RICHMAND, Virginia (WRIC) – A joint nonprofit organization between the United States and Ukraine that helps at least 2,000 poor and needy Ukrainians is working hard as blasts continue to shake the area as Russia continues to attack Ukraine.
The organization said at least two parents of their clients were killed the first night after the blasts. The leaders said they were doing their best to help these widowed mothers and their children.
Irena Vnglovska lives in Ukraine and is a member of the Mission to Ukraine organization based in Indiana. She described the unimaginable situation in which she and other Ukrainians now find themselves, explaining the moments she had to hide when the sirens sounded.
“People just live in constant stress and alert,” she said.
Vnglowska said she was in Zhytomyr, just ten miles from the city’s military airport.
“I woke up because I heard the bombing. And they bombed our military airport, ”she said.

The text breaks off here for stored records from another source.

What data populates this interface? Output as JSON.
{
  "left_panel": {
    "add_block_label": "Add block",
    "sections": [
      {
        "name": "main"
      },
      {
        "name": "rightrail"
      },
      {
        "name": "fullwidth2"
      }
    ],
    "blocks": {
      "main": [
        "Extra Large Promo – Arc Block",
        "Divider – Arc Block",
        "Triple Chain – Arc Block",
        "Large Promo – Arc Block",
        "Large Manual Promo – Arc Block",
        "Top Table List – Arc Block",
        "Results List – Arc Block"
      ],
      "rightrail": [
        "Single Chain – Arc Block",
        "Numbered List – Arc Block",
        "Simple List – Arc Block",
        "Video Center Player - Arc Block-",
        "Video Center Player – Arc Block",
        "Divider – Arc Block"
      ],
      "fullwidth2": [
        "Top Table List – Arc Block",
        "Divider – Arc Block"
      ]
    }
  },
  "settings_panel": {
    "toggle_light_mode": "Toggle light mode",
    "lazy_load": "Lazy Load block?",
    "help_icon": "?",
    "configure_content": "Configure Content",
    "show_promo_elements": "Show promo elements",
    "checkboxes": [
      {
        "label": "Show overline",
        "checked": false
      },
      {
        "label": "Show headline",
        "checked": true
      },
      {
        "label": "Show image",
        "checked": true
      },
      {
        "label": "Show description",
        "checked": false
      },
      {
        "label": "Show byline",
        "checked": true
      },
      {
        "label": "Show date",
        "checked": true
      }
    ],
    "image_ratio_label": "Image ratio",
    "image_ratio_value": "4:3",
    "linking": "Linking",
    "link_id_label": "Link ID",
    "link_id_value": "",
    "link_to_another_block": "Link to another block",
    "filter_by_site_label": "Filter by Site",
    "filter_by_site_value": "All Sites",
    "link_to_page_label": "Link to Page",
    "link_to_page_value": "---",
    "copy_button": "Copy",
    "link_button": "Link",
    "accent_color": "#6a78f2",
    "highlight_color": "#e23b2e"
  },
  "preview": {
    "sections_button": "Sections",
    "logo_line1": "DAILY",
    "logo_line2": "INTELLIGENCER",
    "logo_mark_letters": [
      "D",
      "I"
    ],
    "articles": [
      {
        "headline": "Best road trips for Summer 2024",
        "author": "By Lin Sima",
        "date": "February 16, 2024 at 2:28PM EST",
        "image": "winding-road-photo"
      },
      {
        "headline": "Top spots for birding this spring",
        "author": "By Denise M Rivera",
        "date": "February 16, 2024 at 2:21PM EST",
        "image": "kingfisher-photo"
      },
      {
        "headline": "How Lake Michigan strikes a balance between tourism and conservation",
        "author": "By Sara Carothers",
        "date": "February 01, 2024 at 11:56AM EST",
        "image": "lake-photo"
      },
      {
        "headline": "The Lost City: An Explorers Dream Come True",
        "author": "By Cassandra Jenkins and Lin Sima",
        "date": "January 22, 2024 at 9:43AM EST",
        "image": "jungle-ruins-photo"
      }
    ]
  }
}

In Richmond, Virginia, Debbie Butler is another member of the Mission to Ukraine. She said she was in constant contact with Vnglovskaya.
She described the moment when her heart fell into the group with Vnglovskaya.
“Suddenly in the chat they say, I hear sirens, do you hear that? I hear explosions. We have to hide. And she fell silent, ”she said.
Butler was in Ukraine just a few weeks ago, helping to develop an emergency plan.
“The same things I told them to think about as we did during the hurricane. Really? What if the stores don’t work and you can’t get the money. So we saved some money just in case they needed it. We have supplied or stored products for three months, ”she said.
Vnglovska said that the greatest need of Ukrainians are online consultations. She worries about the incessant attacks that the humanitarian catastrophe is on the border.
“Everyone is afraid. Women are afraid. Kids, kids are so scared. They sat in the shelter for days, hours, days, ”she described.
Now, due to prolonged attacks, it is difficult for Ukrainians to deliver supplies or money. But Butler soon said the organization would know more about how to volunteer abroad.
Butler said the organization has raised $ 150,000 so far, but she said it was a drop in the bucket compared to what they would need if Vnglowska could become a “humanitarian catastrophe.”
Butler said the public could donate them to its disaster relief fund website or their Facebook page.